◆ **EXERCISE DESCRIPTION**
The full set of entries below is to be returned unchanged.
━━━━━ DATASET RECORDS ━━━━━
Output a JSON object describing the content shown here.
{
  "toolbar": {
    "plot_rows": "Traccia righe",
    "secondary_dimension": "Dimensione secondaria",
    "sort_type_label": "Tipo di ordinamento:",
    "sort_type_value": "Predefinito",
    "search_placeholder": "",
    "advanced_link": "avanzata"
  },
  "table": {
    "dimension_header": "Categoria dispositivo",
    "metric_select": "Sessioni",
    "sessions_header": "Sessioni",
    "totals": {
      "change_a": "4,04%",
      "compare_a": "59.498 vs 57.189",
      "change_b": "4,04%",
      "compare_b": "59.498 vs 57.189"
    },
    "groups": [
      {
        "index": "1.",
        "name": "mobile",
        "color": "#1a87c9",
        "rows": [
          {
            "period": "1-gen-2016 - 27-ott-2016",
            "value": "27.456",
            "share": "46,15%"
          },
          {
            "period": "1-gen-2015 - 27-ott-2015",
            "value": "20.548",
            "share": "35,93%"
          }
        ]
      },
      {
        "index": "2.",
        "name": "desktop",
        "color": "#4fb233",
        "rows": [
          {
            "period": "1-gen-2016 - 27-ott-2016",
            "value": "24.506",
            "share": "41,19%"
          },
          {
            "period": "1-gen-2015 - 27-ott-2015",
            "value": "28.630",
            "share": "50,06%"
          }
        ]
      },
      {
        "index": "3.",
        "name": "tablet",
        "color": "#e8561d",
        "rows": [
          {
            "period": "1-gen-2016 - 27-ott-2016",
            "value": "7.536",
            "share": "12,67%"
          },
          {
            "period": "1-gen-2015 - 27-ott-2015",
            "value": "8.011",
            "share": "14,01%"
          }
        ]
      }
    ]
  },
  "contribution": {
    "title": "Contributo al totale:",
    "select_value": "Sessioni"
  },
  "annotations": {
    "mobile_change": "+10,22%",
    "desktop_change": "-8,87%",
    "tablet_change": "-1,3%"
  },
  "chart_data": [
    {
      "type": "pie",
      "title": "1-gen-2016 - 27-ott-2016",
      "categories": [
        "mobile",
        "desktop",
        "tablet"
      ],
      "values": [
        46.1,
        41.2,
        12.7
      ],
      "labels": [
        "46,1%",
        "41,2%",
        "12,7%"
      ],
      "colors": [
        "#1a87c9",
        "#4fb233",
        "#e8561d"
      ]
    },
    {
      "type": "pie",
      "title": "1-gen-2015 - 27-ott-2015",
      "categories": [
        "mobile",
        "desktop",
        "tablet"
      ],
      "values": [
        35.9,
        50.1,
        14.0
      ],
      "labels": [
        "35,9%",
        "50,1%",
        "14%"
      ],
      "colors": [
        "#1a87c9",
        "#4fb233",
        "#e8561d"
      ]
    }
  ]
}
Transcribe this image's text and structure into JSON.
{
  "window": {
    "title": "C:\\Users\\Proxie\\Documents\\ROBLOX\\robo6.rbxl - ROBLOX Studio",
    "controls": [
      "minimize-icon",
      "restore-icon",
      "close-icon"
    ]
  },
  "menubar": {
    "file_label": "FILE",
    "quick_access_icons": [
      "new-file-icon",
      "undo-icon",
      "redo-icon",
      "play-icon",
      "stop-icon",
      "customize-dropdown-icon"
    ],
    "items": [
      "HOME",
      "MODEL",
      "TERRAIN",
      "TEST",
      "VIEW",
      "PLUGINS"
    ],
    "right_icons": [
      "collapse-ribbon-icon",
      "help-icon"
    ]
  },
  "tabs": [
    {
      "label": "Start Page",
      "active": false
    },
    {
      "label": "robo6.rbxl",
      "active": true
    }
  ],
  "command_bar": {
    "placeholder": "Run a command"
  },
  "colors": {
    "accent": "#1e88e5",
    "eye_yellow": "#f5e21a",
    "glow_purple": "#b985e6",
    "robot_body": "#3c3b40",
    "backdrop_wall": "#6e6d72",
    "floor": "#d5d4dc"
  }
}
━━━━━
◆ **ANSWER SPACE**
Output a JSON object describing the content shown here.
{
  "toolbar": {
    "plot_rows": "Traccia righe",
    "secondary_dimension": "Dimensione secondaria",
    "sort_type_label": "Tipo di ordinamento:",
    "sort_type_value": "Predefinito",
    "search_placeholder": "",
    "advanced_link": "avanzata"
  },
  "table": {
    "dimension_header": "Categoria dispositivo",
    "metric_select": "Sessioni",
    "sessions_header": "Sessioni",
    "totals": {
      "change_a": "4,04%",
      "compare_a": "59.498 vs 57.189",
      "change_b": "4,04%",
      "compare_b": "59.498 vs 57.189"
    },
    "groups": [
      {
        "index": "1.",
        "name": "mobile",
        "color": "#1a87c9",
        "rows": [
          {
            "period": "1-gen-2016 - 27-ott-2016",
            "value": "27.456",
            "share": "46,15%"
          },
          {
            "period": "1-gen-2015 - 27-ott-2015",
            "value": "20.548",
            "share": "35,93%"
          }
        ]
      },
      {
        "index": "2.",
        "name": "desktop",
        "color": "#4fb233",
        "rows": [
          {
            "period": "1-gen-2016 - 27-ott-2016",
            "value": "24.506",
            "share": "41,19%"
          },
          {
            "period": "1-gen-2015 - 27-ott-2015",
            "value": "28.630",
            "share": "50,06%"
          }
        ]
      },
      {
        "index": "3.",
        "name": "tablet",
        "color": "#e8561d",
        "rows": [
          {
            "period": "1-gen-2016 - 27-ott-2016",
            "value": "7.536",
            "share": "12,67%"
          },
          {
            "period": "1-gen-2015 - 27-ott-2015",
            "value": "8.011",
            "share": "14,01%"
          }
        ]
      }
    ]
  },
  "contribution": {
    "title": "Contributo al totale:",
    "select_value": "Sessioni"
  },
  "annotations": {
    "mobile_change": "+10,22%",
    "desktop_change": "-8,87%",
    "tablet_change": "-1,3%"
  },
  "chart_data": [
    {
      "type": "pie",
      "title": "1-gen-2016 - 27-ott-2016",
      "categories": [
        "mobile",
        "desktop",
        "tablet"
      ],
      "values": [
        46.1,
        41.2,
        12.7
      ],
      "labels": [
        "46,1%",
        "41,2%",
        "12,7%"
      ],
      "colors": [
        "#1a87c9",
        "#4fb233",
        "#e8561d"
      ]
    },
    {
      "type": "pie",
      "title": "1-gen-2015 - 27-ott-2015",
      "categories": [
        "mobile",
        "desktop",
        "tablet"
      ],
      "values": [
        35.9,
        50.1,
        14.0
      ],
      "labels": [
        "35,9%",
        "50,1%",
        "14%"
      ],
      "colors": [
        "#1a87c9",
        "#4fb233",
        "#e8561d"
      ]
    }
  ]
}
Transcribe this image's text and structure into JSON.
{
  "window": {
    "title": "C:\\Users\\Proxie\\Documents\\ROBLOX\\robo6.rbxl - ROBLOX Studio",
    "controls": [
      "minimize-icon",
      "restore-icon",
      "close-icon"
    ]
  },
  "menubar": {
    "file_label": "FILE",
    "quick_access_icons": [
      "new-file-icon",
      "undo-icon",
      "redo-icon",
      "play-icon",
      "stop-icon",
      "customize-dropdown-icon"
    ],
    "items": [
      "HOME",
      "MODEL",
      "TERRAIN",
      "TEST",
      "VIEW",
      "PLUGINS"
    ],
    "right_icons": [
      "collapse-ribbon-icon",
      "help-icon"
    ]
  },
  "tabs": [
    {
      "label": "Start Page",
      "active": false
    },
    {
      "label": "robo6.rbxl",
      "active": true
    }
  ],
  "command_bar": {
    "placeholder": "Run a command"
  },
  "colors": {
    "accent": "#1e88e5",
    "eye_yellow": "#f5e21a",
    "glow_purple": "#b985e6",
    "robot_body": "#3c3b40",
    "backdrop_wall": "#6e6d72",
    "floor": "#d5d4dc"
  }
}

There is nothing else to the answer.